Your assignment: Retype every record exactly as it appears.

Items from an interface collection
========

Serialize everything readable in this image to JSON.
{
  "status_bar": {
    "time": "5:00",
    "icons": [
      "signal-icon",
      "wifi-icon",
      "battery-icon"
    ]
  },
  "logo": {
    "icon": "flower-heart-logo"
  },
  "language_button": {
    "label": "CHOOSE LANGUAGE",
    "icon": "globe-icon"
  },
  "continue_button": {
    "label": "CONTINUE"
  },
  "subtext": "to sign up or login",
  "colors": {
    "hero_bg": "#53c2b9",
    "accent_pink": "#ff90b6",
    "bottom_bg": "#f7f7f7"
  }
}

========

Task output:
Serialize everything readable in this image to JSON.
{
  "status_bar": {
    "time": "5:00",
    "icons": [
      "signal-icon",
      "wifi-icon",
      "battery-icon"
    ]
  },
  "logo": {
    "icon": "flower-heart-logo"
  },
  "language_button": {
    "label": "CHOOSE LANGUAGE",
    "icon": "globe-icon"
  },
  "continue_button": {
    "label": "CONTINUE"
  },
  "subtext": "to sign up or login",
  "colors": {
    "hero_bg": "#53c2b9",
    "accent_pink": "#ff90b6",
    "bottom_bg": "#f7f7f7"
  }
}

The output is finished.